If the two media institutions I name in this column have come to epitomize submission to authority, there are many more that indulge in self-censorship in subtle and inobtrusive form. As one editor told me, “say what you would like to, but please do not mention any names.” While there is some attention being paid to overt and covert censorship and self-censorship at the national level, little attention is paid to the far worse situation at the provincial level.
Most media moguls in Indian language media are members of the local ruling dispensation, and of local land, real estate and liquor mafias. Their stranglehold on media is more direct and devastating. The provincial media may be free to openly criticize the opponents of the local ruling dispensation but will not be allowed to turn a critical gaze at the government next door. Thus, a Kolkata paper can freely criticize a Mumbai politician but rarely feels free to be able to criticize a local politician. Freedom is assured as long as the media lens is outward and focused at distant threats to media freedom.
If print is in bad shape, television is worse off. Television news anchors have become entertainers both on screen and off-screen at glitzy media events where media moguls and senior journalists compete with each other to flatter ministers of the government and play courtier. Prominent newspersons display with pride the personal attention that the PM or his chosen few are willing to bestow on the journalist by merely turning up at a wedding reception or a media event.
Another media mogul that I refer to in my book (India’s Power Elite) is Samir Jain of the Times of India group. In the 1990s a joke that many of us working at Times House shared was an alleged remark of Jain. Asked if the Times of India was pro-establishment or anti-establishment, I recalled, it was jokingly said that Jain’s reply was, “We are neither pro-establishment nor anti-establishment. We are The Establishment.”
The joke was told as a sign of how seriously the newspaper took itself. When Arnab Goswami joined Times Now as an anchor, he was encouraged by the Jains to declare at prime time, “The Nation Wants to Know.” The channel spoke for The Nation. The same venerable institution now plays courtier in the present ruling dispensation’s daily Darbar. The usually reticent senior Jain became voluble at a recent media event in the presence of the PM, offering him arguments in support of the ruling political party’s ideology. The media will not question the ideology of the ruler. It will henceforth defend the ideology and propagate it. Four Legs Good. Two Legs Bad.
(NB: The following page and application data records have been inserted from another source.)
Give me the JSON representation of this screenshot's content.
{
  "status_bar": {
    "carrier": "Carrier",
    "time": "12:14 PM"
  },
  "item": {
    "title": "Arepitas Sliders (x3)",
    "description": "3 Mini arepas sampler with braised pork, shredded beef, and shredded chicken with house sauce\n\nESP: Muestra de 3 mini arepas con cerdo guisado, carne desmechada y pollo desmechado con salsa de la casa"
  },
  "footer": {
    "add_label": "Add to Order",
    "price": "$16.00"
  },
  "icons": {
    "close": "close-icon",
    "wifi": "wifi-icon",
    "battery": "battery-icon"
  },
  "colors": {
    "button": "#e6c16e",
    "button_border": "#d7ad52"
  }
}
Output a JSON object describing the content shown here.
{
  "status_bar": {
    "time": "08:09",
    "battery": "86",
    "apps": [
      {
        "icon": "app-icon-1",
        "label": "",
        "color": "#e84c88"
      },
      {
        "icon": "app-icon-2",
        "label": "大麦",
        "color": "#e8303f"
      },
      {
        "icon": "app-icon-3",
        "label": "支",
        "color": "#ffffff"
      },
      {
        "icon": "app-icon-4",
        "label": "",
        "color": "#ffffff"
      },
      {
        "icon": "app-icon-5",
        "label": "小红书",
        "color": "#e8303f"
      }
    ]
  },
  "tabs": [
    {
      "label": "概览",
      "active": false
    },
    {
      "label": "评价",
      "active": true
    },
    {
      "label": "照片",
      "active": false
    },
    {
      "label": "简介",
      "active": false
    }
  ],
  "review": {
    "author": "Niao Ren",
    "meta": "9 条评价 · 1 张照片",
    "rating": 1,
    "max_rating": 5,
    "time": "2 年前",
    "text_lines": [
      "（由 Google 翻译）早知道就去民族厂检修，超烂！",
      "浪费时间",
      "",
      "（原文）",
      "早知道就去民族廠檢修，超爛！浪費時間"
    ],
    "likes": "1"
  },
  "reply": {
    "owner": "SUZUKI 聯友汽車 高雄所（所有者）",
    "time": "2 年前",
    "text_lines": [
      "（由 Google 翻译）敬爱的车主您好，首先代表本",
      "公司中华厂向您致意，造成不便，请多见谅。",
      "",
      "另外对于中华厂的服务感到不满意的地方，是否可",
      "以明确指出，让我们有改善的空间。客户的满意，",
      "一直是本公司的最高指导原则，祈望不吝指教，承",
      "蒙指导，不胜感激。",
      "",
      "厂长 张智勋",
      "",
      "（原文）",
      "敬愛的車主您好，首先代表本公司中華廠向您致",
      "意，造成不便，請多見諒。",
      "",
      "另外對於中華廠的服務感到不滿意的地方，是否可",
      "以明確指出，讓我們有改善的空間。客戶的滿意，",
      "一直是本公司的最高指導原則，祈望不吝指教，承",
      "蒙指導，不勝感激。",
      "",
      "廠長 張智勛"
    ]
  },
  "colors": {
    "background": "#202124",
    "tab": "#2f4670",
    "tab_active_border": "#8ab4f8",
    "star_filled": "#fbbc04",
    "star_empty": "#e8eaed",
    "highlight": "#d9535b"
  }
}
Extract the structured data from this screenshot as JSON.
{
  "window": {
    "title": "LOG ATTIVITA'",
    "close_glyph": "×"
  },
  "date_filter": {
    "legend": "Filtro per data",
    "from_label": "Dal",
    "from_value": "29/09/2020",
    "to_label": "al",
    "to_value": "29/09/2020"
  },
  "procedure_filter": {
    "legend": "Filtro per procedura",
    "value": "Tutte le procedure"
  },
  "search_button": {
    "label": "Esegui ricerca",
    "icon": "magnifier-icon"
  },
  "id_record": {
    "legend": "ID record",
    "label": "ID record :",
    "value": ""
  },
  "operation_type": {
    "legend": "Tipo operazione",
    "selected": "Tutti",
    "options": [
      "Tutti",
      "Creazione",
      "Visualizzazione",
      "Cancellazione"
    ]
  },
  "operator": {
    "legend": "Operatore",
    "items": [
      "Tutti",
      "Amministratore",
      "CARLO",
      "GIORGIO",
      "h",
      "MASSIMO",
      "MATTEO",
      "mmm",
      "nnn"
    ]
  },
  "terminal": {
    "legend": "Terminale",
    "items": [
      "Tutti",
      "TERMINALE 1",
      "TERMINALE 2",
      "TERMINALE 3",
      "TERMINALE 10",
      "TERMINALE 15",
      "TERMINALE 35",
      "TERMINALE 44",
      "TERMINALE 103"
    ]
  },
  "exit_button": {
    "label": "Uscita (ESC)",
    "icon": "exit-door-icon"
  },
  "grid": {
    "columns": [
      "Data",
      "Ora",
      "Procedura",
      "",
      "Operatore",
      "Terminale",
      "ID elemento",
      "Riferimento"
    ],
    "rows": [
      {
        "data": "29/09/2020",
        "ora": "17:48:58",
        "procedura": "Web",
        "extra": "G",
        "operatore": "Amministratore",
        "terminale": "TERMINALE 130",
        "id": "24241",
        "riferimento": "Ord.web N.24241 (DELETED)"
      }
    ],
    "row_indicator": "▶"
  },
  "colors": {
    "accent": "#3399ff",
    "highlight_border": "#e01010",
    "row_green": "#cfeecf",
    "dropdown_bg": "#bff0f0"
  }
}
Sanjaya Baru is a writer and Distinguished Fellow at the United Service Institution of India.